Once you’ve punched holes, you can rent a steam machine to remove the wallpaper or you can use a chemical remover, which dissolves the glue – if you have managed to pierce the paper so the chemicals can reach the glue. Steam is preferable, because it’s safer and less toxic.

After the glue is softened, begin removing the paper by pulling at loose corners and/or using a scraping tool. It often takes multiple attempts to even get water to the paper and even more attempts to get all the wallpaper off. Be patient, you are in this for the long haul.

It’s not going to be an easy project, but it is possible to undo the damage caused by painting over wallpaper. Good luck!

4 Reasons Why Summer Is a Great Time to Buy a Home!

by Keeping Current Matters

Here are four great reasons to consider buying a home today instead of waiting.

1. Prices Will Continue to Rise
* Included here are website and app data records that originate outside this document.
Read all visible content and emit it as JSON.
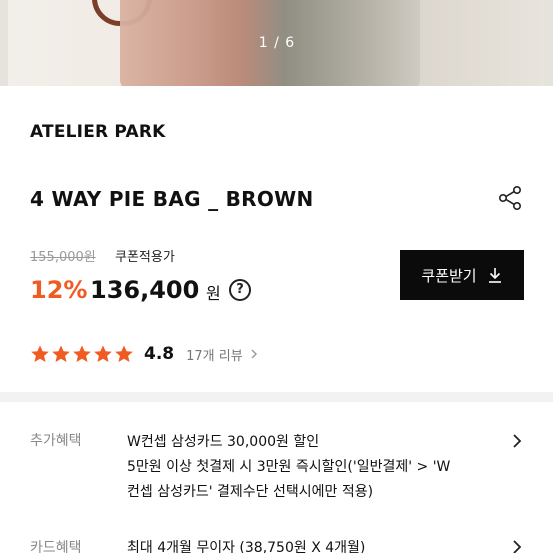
{
  "hero": {
    "pager": "1 / 6"
  },
  "brand": "ATELIER PARK",
  "product": {
    "title": "4 WAY PIE BAG _ BROWN"
  },
  "price": {
    "original": "155,000원",
    "coupon_note": "쿠폰적용가",
    "discount": "12%",
    "sale": "136,400",
    "currency": "원",
    "help_glyph": "?"
  },
  "coupon_button": {
    "label": "쿠폰받기",
    "icon": "download-icon"
  },
  "rating": {
    "score": "4.8",
    "stars": 5,
    "reviews": "17개 리뷰",
    "star_color": "#ef5b23"
  },
  "benefits": {
    "label": "추가혜택",
    "lines": [
      "W컨셉 삼성카드 30,000원 할인",
      "5만원 이상 첫결제 시 3만원 즉시할인('일반결제' > 'W",
      "컨셉 삼성카드' 결제수단 선택시에만 적용)"
    ]
  },
  "card": {
    "label": "카드혜택",
    "text": "최대 4개월 무이자 (38,750원 X 4개월)"
  },
  "colors": {
    "accent": "#ef5b23",
    "button": "#0b0b0b",
    "muted": "#8a8a8a"
  }
}
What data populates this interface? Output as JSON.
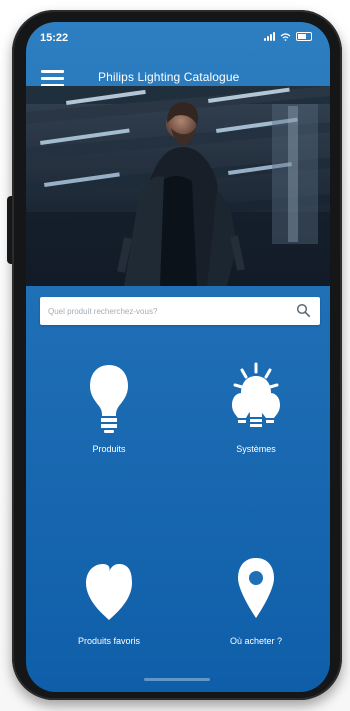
{
  "status_bar": {
    "time": "15:22",
    "signal_icon": "signal-icon",
    "wifi_icon": "wifi-icon",
    "battery_icon": "battery-icon"
  },
  "header": {
    "menu_icon": "hamburger-menu-icon",
    "title": "Philips Lighting Catalogue"
  },
  "hero": {
    "subject": "man-in-dark-jacket-under-ceiling-lights"
  },
  "search": {
    "placeholder": "Quel produit recherchez-vous?",
    "icon": "search-icon"
  },
  "menu_tiles": [
    {
      "label": "Produits",
      "icon": "light-bulb-icon"
    },
    {
      "label": "Systèmes",
      "icon": "smart-lighting-system-icon"
    },
    {
      "label": "Produits favoris",
      "icon": "heart-icon"
    },
    {
      "label": "Où acheter ?",
      "icon": "map-pin-icon"
    }
  ],
  "colors": {
    "screen_blue_top": "#2d7fc1",
    "screen_blue_bottom": "#0f5ea9",
    "white": "#ffffff",
    "phone_frame": "#151617"
  }
}
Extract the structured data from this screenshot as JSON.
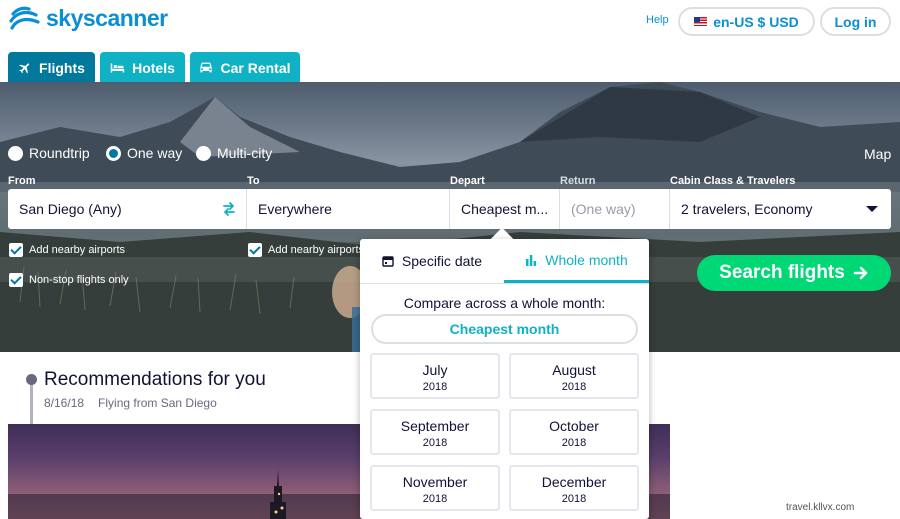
{
  "brand": {
    "name": "skyscanner",
    "color": "#0a8fd7"
  },
  "header": {
    "help": "Help",
    "locale": "en-US $ USD",
    "login": "Log in"
  },
  "tabs": [
    {
      "label": "Flights",
      "icon": "plane-icon",
      "active": true
    },
    {
      "label": "Hotels",
      "icon": "bed-icon",
      "active": false
    },
    {
      "label": "Car Rental",
      "icon": "car-icon",
      "active": false
    }
  ],
  "trip_types": [
    {
      "label": "Roundtrip",
      "selected": false
    },
    {
      "label": "One way",
      "selected": true
    },
    {
      "label": "Multi-city",
      "selected": false
    }
  ],
  "map_label": "Map",
  "search": {
    "labels": {
      "from": "From",
      "to": "To",
      "depart": "Depart",
      "return": "Return",
      "cabin": "Cabin Class & Travelers"
    },
    "from_value": "San Diego (Any)",
    "to_value": "Everywhere",
    "depart_value": "Cheapest m...",
    "return_value": "(One way)",
    "cabin_value": "2 travelers, Economy",
    "nearby_from": "Add nearby airports",
    "nearby_to": "Add nearby airports",
    "nonstop": "Non-stop flights only",
    "button": "Search flights",
    "button_color": "#00d775"
  },
  "date_picker": {
    "tabs": [
      {
        "label": "Specific date",
        "icon": "calendar-icon",
        "active": false
      },
      {
        "label": "Whole month",
        "icon": "bar-chart-icon",
        "active": true
      }
    ],
    "compare_text": "Compare across a whole month:",
    "cheapest_month": "Cheapest month",
    "months": [
      {
        "name": "July",
        "year": "2018"
      },
      {
        "name": "August",
        "year": "2018"
      },
      {
        "name": "September",
        "year": "2018"
      },
      {
        "name": "October",
        "year": "2018"
      },
      {
        "name": "November",
        "year": "2018"
      },
      {
        "name": "December",
        "year": "2018"
      }
    ]
  },
  "recommendations": {
    "title": "Recommendations for you",
    "date": "8/16/18",
    "subtitle": "Flying from San Diego"
  },
  "watermark": "travel.kllvx.com",
  "colors": {
    "tab": "#0fb1c5",
    "tab_active": "#02799c",
    "accent": "#0fb1c5"
  }
}
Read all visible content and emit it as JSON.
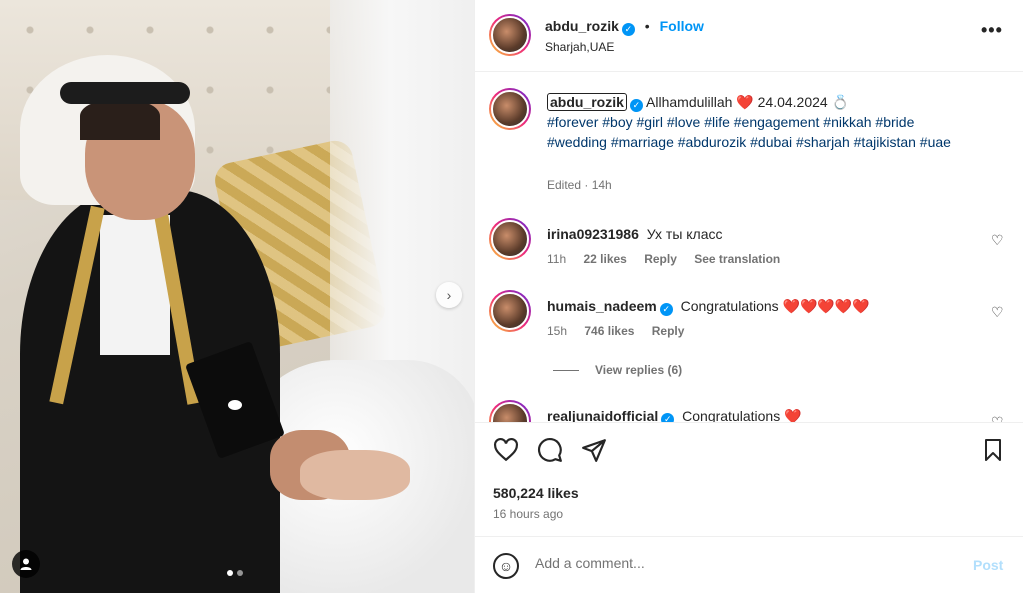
{
  "post": {
    "username": "abdu_rozik",
    "verified_glyph": "✓",
    "separator": "•",
    "follow_label": "Follow",
    "location": "Sharjah,UAE",
    "more_glyph": "•••"
  },
  "caption": {
    "username": "abdu_rozik",
    "text": "Allhamdulillah ❤️ 24.04.2024 💍",
    "hashtags": "#forever #boy #girl #love #life #engagement #nikkah #bride #wedding #marriage #abdurozik #dubai #sharjah #tajikistan #uae",
    "edited": "Edited · 14h"
  },
  "comments": [
    {
      "username": "irina09231986",
      "verified": false,
      "text": "Ух ты класс",
      "time": "11h",
      "likes": "22 likes",
      "reply": "Reply",
      "translate": "See translation"
    },
    {
      "username": "humais_nadeem",
      "verified": true,
      "text": "Congratulations ❤️❤️❤️❤️❤️",
      "time": "15h",
      "likes": "746 likes",
      "reply": "Reply",
      "view_replies": "View replies (6)"
    },
    {
      "username": "realjunaidofficial",
      "verified": true,
      "text": "Congratulations ❤️"
    }
  ],
  "actions": {
    "likes": "580,224 likes",
    "time_ago": "16 hours ago"
  },
  "composer": {
    "placeholder": "Add a comment...",
    "post_label": "Post",
    "emoji_glyph": "☺"
  },
  "media": {
    "next_glyph": "›",
    "user_tag_icon": "user-icon",
    "carousel_count": 2,
    "carousel_active": 0
  },
  "icons": {
    "heart": "♡",
    "comment": "◯",
    "share": "➤",
    "save": "🔖"
  },
  "colors": {
    "accent": "#0095f6",
    "hashtag": "#00376b",
    "muted": "#737373",
    "heart_red": "#ed4956"
  }
}
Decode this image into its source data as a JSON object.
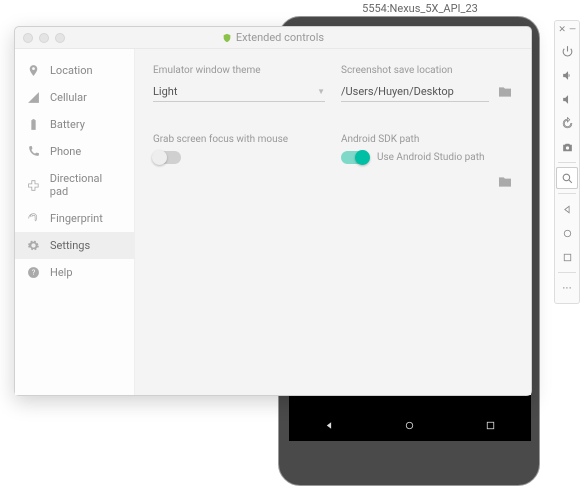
{
  "emulator": {
    "title": "5554:Nexus_5X_API_23"
  },
  "extended": {
    "title": "Extended controls",
    "sidebar": {
      "items": [
        {
          "label": "Location"
        },
        {
          "label": "Cellular"
        },
        {
          "label": "Battery"
        },
        {
          "label": "Phone"
        },
        {
          "label": "Directional pad"
        },
        {
          "label": "Fingerprint"
        },
        {
          "label": "Settings"
        },
        {
          "label": "Help"
        }
      ],
      "selected": "Settings"
    },
    "settings": {
      "theme_label": "Emulator window theme",
      "theme_value": "Light",
      "grab_focus_label": "Grab screen focus with mouse",
      "grab_focus_on": false,
      "screenshot_label": "Screenshot save location",
      "screenshot_path": "/Users/Huyen/Desktop",
      "sdk_label": "Android SDK path",
      "use_studio_label": "Use Android Studio path",
      "use_studio_on": true
    }
  },
  "colors": {
    "accent": "#00bfa5"
  }
}
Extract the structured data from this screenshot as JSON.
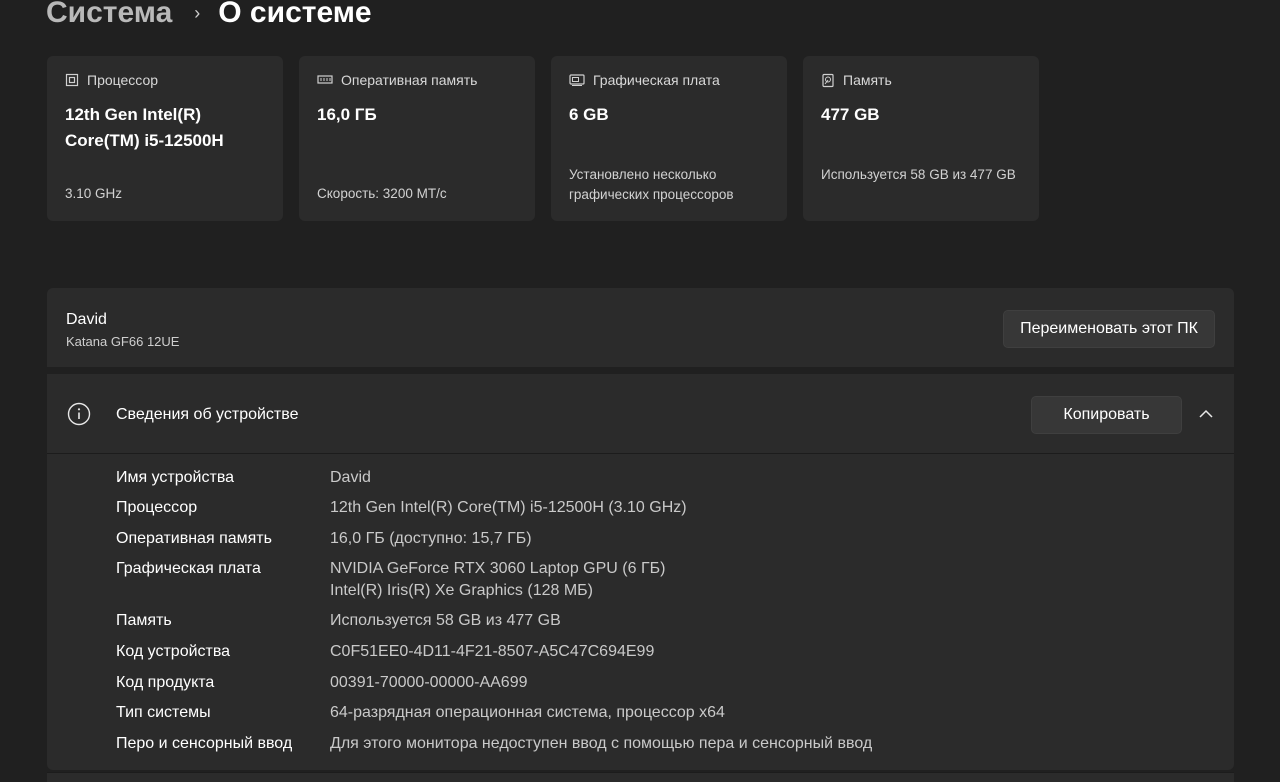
{
  "breadcrumb": {
    "parent": "Система",
    "separator": "›",
    "current": "О системе"
  },
  "cards": [
    {
      "icon": "processor-icon",
      "label": "Процессор",
      "value": "12th Gen Intel(R) Core(TM) i5-12500H",
      "sub": "3.10 GHz"
    },
    {
      "icon": "ram-icon",
      "label": "Оперативная память",
      "value": "16,0 ГБ",
      "sub": "Скорость: 3200 MT/с"
    },
    {
      "icon": "gpu-icon",
      "label": "Графическая плата",
      "value": "6 GB",
      "sub": "Установлено несколько графических процессоров"
    },
    {
      "icon": "storage-icon",
      "label": "Память",
      "value": "477 GB",
      "sub": "Используется 58 GB из 477 GB"
    }
  ],
  "device": {
    "name": "David",
    "model": "Katana GF66 12UE",
    "rename_label": "Переименовать этот ПК"
  },
  "info": {
    "title": "Сведения об устройстве",
    "copy_label": "Копировать",
    "rows": [
      {
        "label": "Имя устройства",
        "value": "David"
      },
      {
        "label": "Процессор",
        "value": "12th Gen Intel(R) Core(TM) i5-12500H (3.10 GHz)"
      },
      {
        "label": "Оперативная память",
        "value": "16,0 ГБ (доступно: 15,7 ГБ)"
      },
      {
        "label": "Графическая плата",
        "value": "NVIDIA GeForce RTX 3060 Laptop GPU (6 ГБ)",
        "value2": "Intel(R) Iris(R) Xe Graphics (128 МБ)"
      },
      {
        "label": "Память",
        "value": "Используется 58 GB из 477 GB"
      },
      {
        "label": "Код устройства",
        "value": "C0F51EE0-4D11-4F21-8507-A5C47C694E99"
      },
      {
        "label": "Код продукта",
        "value": "00391-70000-00000-AA699"
      },
      {
        "label": "Тип системы",
        "value": "64-разрядная операционная система, процессор x64"
      },
      {
        "label": "Перо и сенсорный ввод",
        "value": "Для этого монитора недоступен ввод с помощью пера и сенсорный ввод"
      }
    ]
  }
}
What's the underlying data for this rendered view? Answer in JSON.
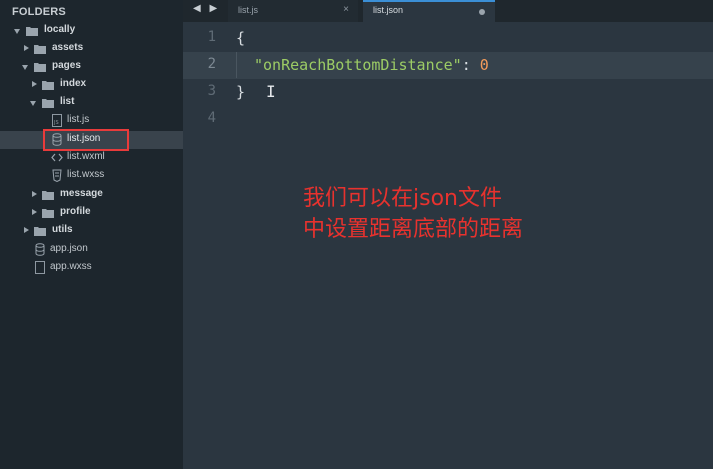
{
  "sidebar": {
    "title": "FOLDERS",
    "tree": [
      {
        "label": "locally",
        "type": "folder"
      },
      {
        "label": "assets",
        "type": "folder"
      },
      {
        "label": "pages",
        "type": "folder"
      },
      {
        "label": "index",
        "type": "folder"
      },
      {
        "label": "list",
        "type": "folder"
      },
      {
        "label": "list.js",
        "type": "file"
      },
      {
        "label": "list.json",
        "type": "file"
      },
      {
        "label": "list.wxml",
        "type": "file"
      },
      {
        "label": "list.wxss",
        "type": "file"
      },
      {
        "label": "message",
        "type": "folder"
      },
      {
        "label": "profile",
        "type": "folder"
      },
      {
        "label": "utils",
        "type": "folder"
      },
      {
        "label": "app.json",
        "type": "file"
      },
      {
        "label": "app.wxss",
        "type": "file"
      }
    ]
  },
  "tabs": {
    "nav_arrows": "◀ ▶",
    "items": [
      {
        "label": "list.js",
        "close": "×"
      },
      {
        "label": "list.json"
      }
    ]
  },
  "editor": {
    "line_numbers": [
      "1",
      "2",
      "3",
      "4"
    ],
    "lines": {
      "l1": "{",
      "l2_key": "\"onReachBottomDistance\"",
      "l2_colon": ": ",
      "l2_value": "0",
      "l3": "}"
    },
    "cursor": "I"
  },
  "annotation": "我们可以在json文件中设置距离底部的距离",
  "colors": {
    "highlight_box": "#e83b3b",
    "annotation_text": "#e8322e",
    "active_tab_accent": "#3b8fd6"
  }
}
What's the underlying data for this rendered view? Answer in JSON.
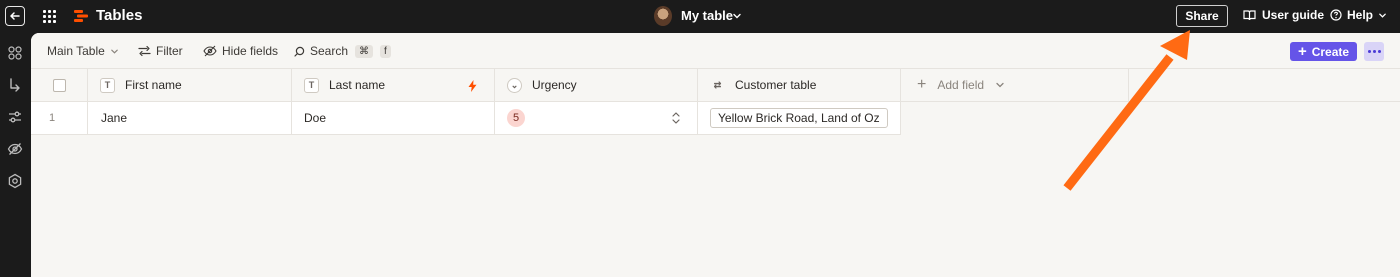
{
  "topbar": {
    "app_title": "Tables",
    "table_name": "My table",
    "share_label": "Share",
    "user_guide_label": "User guide",
    "help_label": "Help"
  },
  "toolbar": {
    "view_label": "Main Table",
    "filter_label": "Filter",
    "hide_fields_label": "Hide fields",
    "search_label": "Search",
    "search_shortcut_key1": "⌘",
    "search_shortcut_key2": "f",
    "create_label": "Create"
  },
  "columns": [
    {
      "label": "First name",
      "type_icon": "T"
    },
    {
      "label": "Last name",
      "type_icon": "T"
    },
    {
      "label": "Urgency",
      "type_icon": "⌄"
    },
    {
      "label": "Customer table",
      "type_icon": "⇄"
    }
  ],
  "add_field_label": "Add field",
  "rows": [
    {
      "index": "1",
      "first_name": "Jane",
      "last_name": "Doe",
      "urgency": "5",
      "customer": "Yellow Brick Road, Land of Oz"
    }
  ],
  "colors": {
    "accent": "#6554e8",
    "brand": "#ff4f00",
    "annotation_arrow": "#ff6a13"
  }
}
CoreLogic’s latest Home Price Insights reports that home prices have appreciated by 7% over the last 12 months. The same report predicts that prices will continue to increase at a rate of 5.2% over the next year.

Home values will continue to appreciate for years. Waiting no longer makes sense.

2. Mortgage Interest Rates Are Projected to Increase

Freddie Mac’s Primary Mortgage Market Survey shows that interest rates for a 30-year mortgage have increased by half a percentage point already in 2018 to around 4.5%. Most experts predict that rates will rise over the next 12 months. The Mortgage Bankers Association, Fannie Mae, Freddie Mac and the National Association of Realtors are in unison, projecting that rates will increase by nearly a full percentage point by this time next year.

An increase in rates will impact YOUR monthly mortgage payment. A year from now, your housing expense will increase if a mortgage is necessary to buy your next home.

3. Either Way, You Are Paying a Mortgage

There are some renters who have not yet purchased a home because they are uncomfortable taking on the obligation of a mortgage. Everyone should realize that unless you are living with your parents rent-free, you are paying a mortgage – either yours or your landlord’s.

As an owner, your mortgage payment is a form of ‘forced savings’ that allows you to have equity in your home that you can tap into later in life. As a renter, you guarantee your landlord is the person with that equity.

Are you ready to put your housing cost to work for you?

4. It’s Time to Move on with Your Life

The ‘cost’ of a home is determined by two major components: the price of the home and the current mortgage rate. It appears that both are on the rise.

But what if they weren’t? Would you wait?

Look at the actual reason you are buying and decide if it is worth waiting. Whether you want to have a great place for your children to grow up, you want your family to be safer, or you just want to have control over renovations, maybe now is the time to buy.

If the right thing for you and your family is to purchase a home this year, buying sooner rather than later could lead to substantial savings.

Displaying blog entries 1-10 of 49